- Nielsen has analyzed the relationship between social media buzz and TV ratings. It has shown “significant relationship throughout a TV show’s season among all age groups, with the strongest correlation among younger demos (people aged 12-17 and 18-34), and a slightly stronger overall correlation for women compared to men”.
- Social media is a great measure of audience engagement, viewers engaging to become content ambassadors on online media, before, during, and after the show is aired; “in particular, 27-33 year-old women on Facebook are the most active sharers, and drive the highest conversion rates”!
- Social recommendations encourage interactivity, meaning stickiness to a program, and provide strong user behavior data, that can further processed to target users for advertising purpose and specific offerings.

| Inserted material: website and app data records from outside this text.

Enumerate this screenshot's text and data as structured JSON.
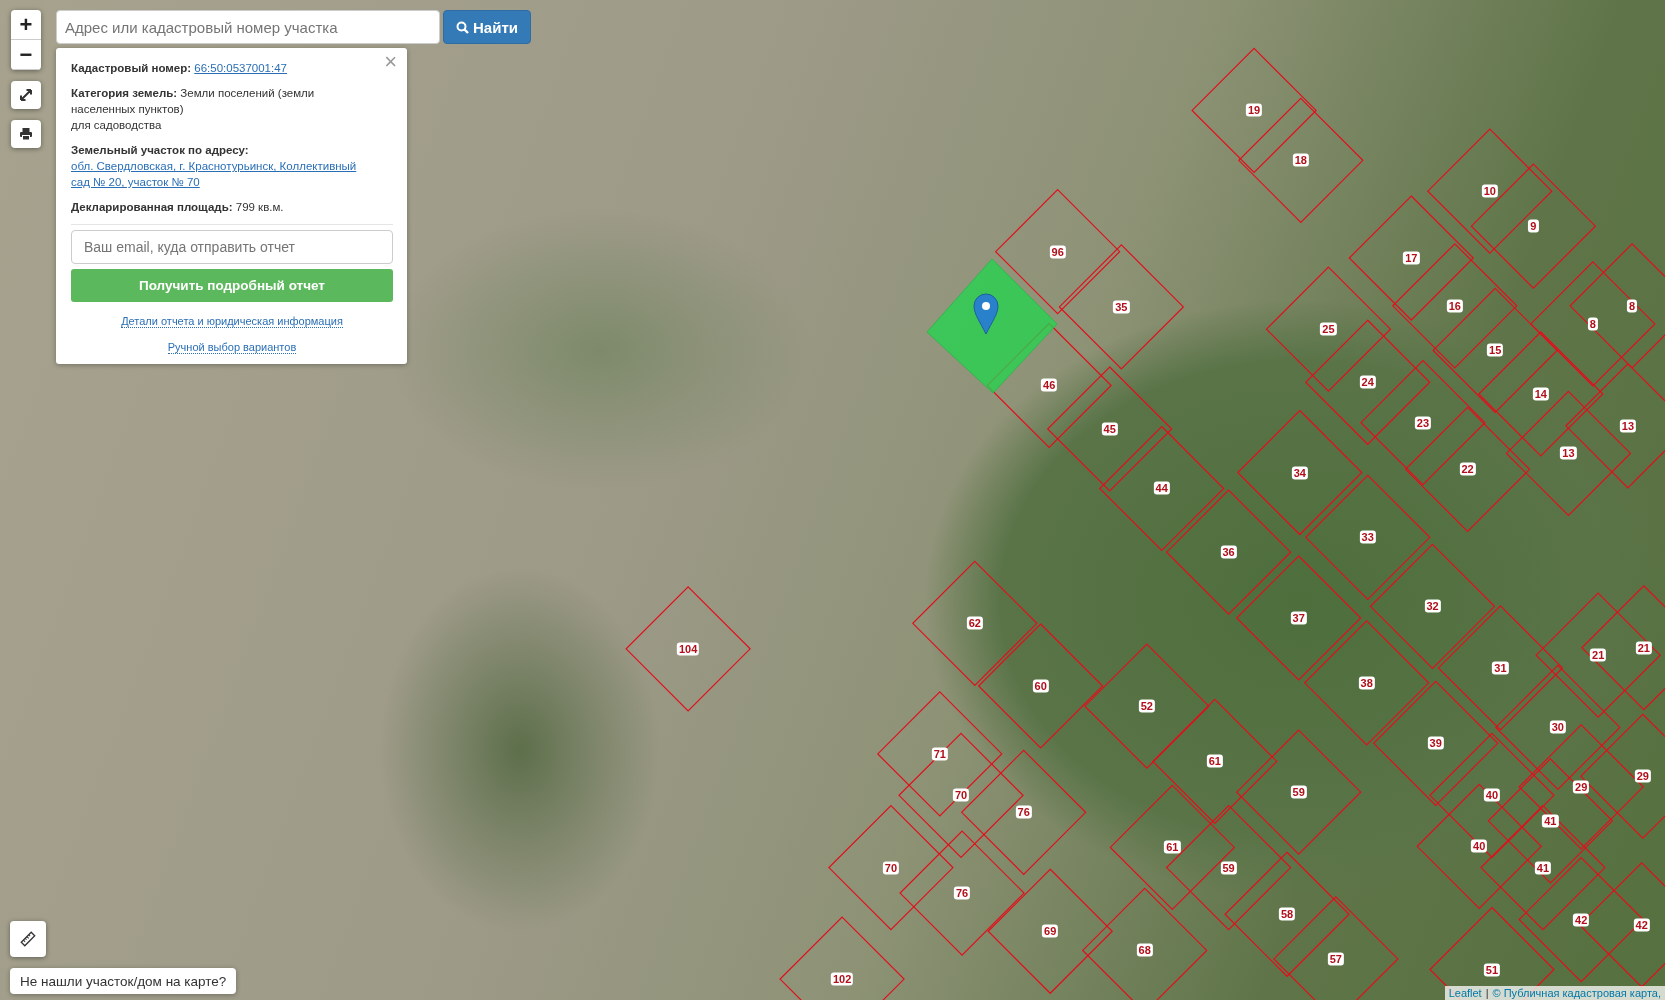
{
  "search": {
    "placeholder": "Адрес или кадастровый номер участка",
    "button": "Найти"
  },
  "zoom_controls": {
    "zoom_in": "+",
    "zoom_out": "−"
  },
  "popup": {
    "close": "×",
    "rows": [
      {
        "label": "Кадастровый номер:",
        "value": "66:50:0537001:47",
        "kind": "link"
      },
      {
        "label": "Категория земель:",
        "value": "Земли поселений (земли населенных пунктов)",
        "extra": "для садоводства",
        "kind": "text"
      },
      {
        "label": "Земельный участок по адресу:",
        "value": "обл. Свердловская, г. Краснотурьинск, Коллективный сад № 20, участок № 70",
        "kind": "link"
      },
      {
        "label": "Декларированная площадь:",
        "value": "799 кв.м.",
        "kind": "text"
      }
    ],
    "email_placeholder": "Ваш email, куда отправить отчет",
    "submit": "Получить подробный отчет",
    "links": [
      "Детали отчета и юридическая информация",
      "Ручной выбор вариантов"
    ]
  },
  "not_found_button": "Не нашли участок/дом на карте?",
  "attribution": {
    "leaflet": "Leaflet",
    "separator": "|",
    "source": "© Публичная кадастровая карта,"
  },
  "parcels": [
    "19",
    "18",
    "10",
    "9",
    "96",
    "17",
    "35",
    "16",
    "8",
    "25",
    "8",
    "15",
    "46",
    "24",
    "14",
    "45",
    "23",
    "13",
    "13",
    "34",
    "22",
    "44",
    "33",
    "36",
    "62",
    "37",
    "32",
    "104",
    "31",
    "21",
    "21",
    "60",
    "38",
    "52",
    "30",
    "71",
    "39",
    "61",
    "70",
    "59",
    "40",
    "29",
    "29",
    "76",
    "41",
    "61",
    "40",
    "70",
    "59",
    "41",
    "76",
    "58",
    "69",
    "42",
    "42",
    "68",
    "57",
    "102",
    "51"
  ]
}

Some predict an even stronger impact, amending the story telling:
Viewers’ engagement around TV shows will become so massive that it will start undermining the current ways of creating shows and become the main driver for new TV content” claims Anne-Marie Roussel, expert in Social TV at Sharp in Silicon Valley.
It’s a major issue for broadcasters and networks. “The future isn’t either traditional or digital: it’s a feedback loop between the two. Television fans want to get involved and be counted. It’s how creative we are in engaging those fans – and keeping them connected – that will determine how potent and profitable we will be in the future.” says Kevin Reilly, President of Entertainment, Fox Broadcasting.
“Content will then be created with social interaction in mind”, adds Anne-Marie, “the audience will be able to interact with the storyline”. Voting online for some game shows, and affecting the outcome of the show is just a start: welcome to the era of Transmedia!
VI Is to possible to merge recommendations from dedicated engines and social media? What is the challenge to meet success from a customer point of view?
Nicolas: the main challenge and the main objective of this endeavor remain relevancy and simplicity.
Mixing engine-based and social-media recommendation should bring the best of both worlds to end-users. But we’ll have to respect the specific cultures of each world to provide a straightforward and accurate suggestion.
Furthermore, consumers use a variety of sources to discover what’s personally relevant. Richard Edelman distinguishes 4 main spheres in “Media Cloverleaf”:
I believe the user interface has to screen the complexity of the engine, reflected in the various spheres, and the range of data that could be processed by a recommendation tool, such as program metadata and consumer behavior.
It should “combine the different types of recommendations together and come out with a perfect mix“, presenting a very simple proposal of “what’s up/recommended tonight”, learning to know the viewer better everyday (“the system recognizes me!”) and enable him to refine settings if he wants to engage more.
I also see social curation as creating an opportunity for a second loop for recommendation, exposing the suggestion to the social network of the user, and starting viralization of the content service … so lots to explore and I certainly think it’s worth testing and iterating!
Ben: All the recommendation engine vendors already claim to be implementing social recommendation, but much of that is vaporware so I agree with you Nicolas that there is an exciting opportunity for experimentation. Social TV will probably change the TV landscape forever. However, I don’t yet know if it’s just another feature, albeit an important one, or a real paradigm changing disruption. Issues remaining include the fact that I simply don’t want to broadcast all of what I watch to my whole social network, so I’d say that two key challenges and success criteria will include a seamless integration, and a very powerful filtering mechanism.
“Who is in front of the TV?” has proven to be an obstacle that many recommendation solutions couldn’t satisfactorily overcome. Social TV has a great side effect: it brings personal second screens into the living room.
The 50 competing apps you mentioned at the beginning of our discussion Nicolas, are all in the early hype phase. But even if they never truly deliver on their fantastic promises of a new social TV paradigm, they will at least enable plain-vanilla recommendation to at last work fully i.e. personally.